» What this task involves
Type out the whole listing again exactly, pictures omitted.

################

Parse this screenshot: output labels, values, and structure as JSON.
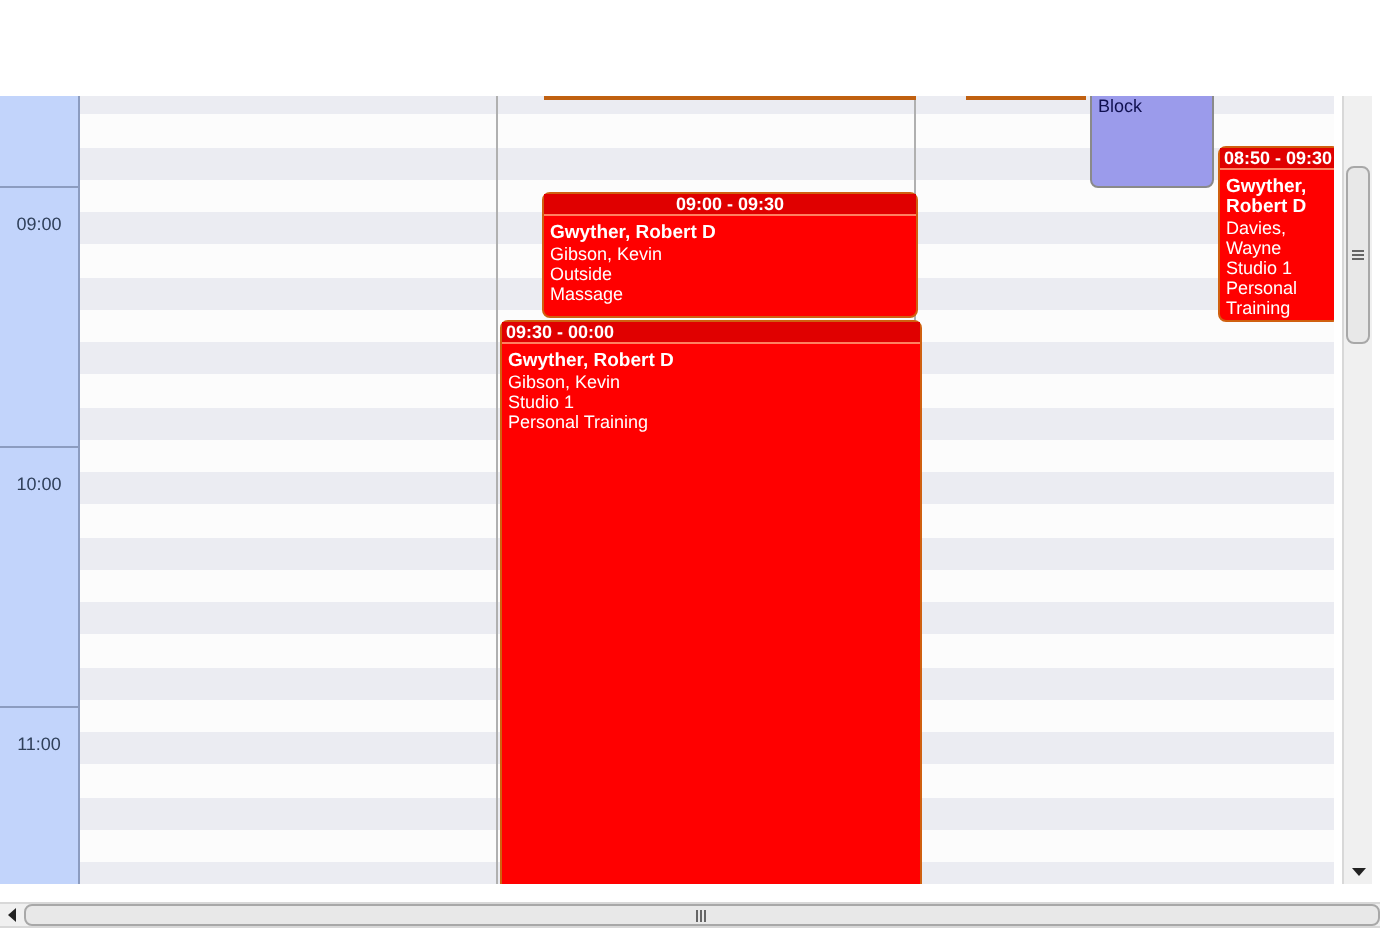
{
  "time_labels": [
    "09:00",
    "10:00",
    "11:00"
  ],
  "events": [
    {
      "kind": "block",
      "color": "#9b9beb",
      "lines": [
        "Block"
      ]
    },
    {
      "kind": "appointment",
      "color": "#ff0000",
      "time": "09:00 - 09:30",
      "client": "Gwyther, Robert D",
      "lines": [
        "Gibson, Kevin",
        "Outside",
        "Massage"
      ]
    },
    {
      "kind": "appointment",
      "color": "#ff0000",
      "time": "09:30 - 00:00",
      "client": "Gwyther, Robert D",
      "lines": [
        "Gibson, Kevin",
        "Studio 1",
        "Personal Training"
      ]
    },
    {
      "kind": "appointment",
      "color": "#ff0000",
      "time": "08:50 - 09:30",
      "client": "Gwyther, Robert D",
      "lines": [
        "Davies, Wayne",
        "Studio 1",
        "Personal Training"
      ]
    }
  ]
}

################

» Response to the exercise
Parse this screenshot: output labels, values, and structure as JSON.
{
  "time_labels": [
    "09:00",
    "10:00",
    "11:00"
  ],
  "events": [
    {
      "kind": "block",
      "color": "#9b9beb",
      "lines": [
        "Block"
      ]
    },
    {
      "kind": "appointment",
      "color": "#ff0000",
      "time": "09:00 - 09:30",
      "client": "Gwyther, Robert D",
      "lines": [
        "Gibson, Kevin",
        "Outside",
        "Massage"
      ]
    },
    {
      "kind": "appointment",
      "color": "#ff0000",
      "time": "09:30 - 00:00",
      "client": "Gwyther, Robert D",
      "lines": [
        "Gibson, Kevin",
        "Studio 1",
        "Personal Training"
      ]
    },
    {
      "kind": "appointment",
      "color": "#ff0000",
      "time": "08:50 - 09:30",
      "client": "Gwyther, Robert D",
      "lines": [
        "Davies, Wayne",
        "Studio 1",
        "Personal Training"
      ]
    }
  ]
}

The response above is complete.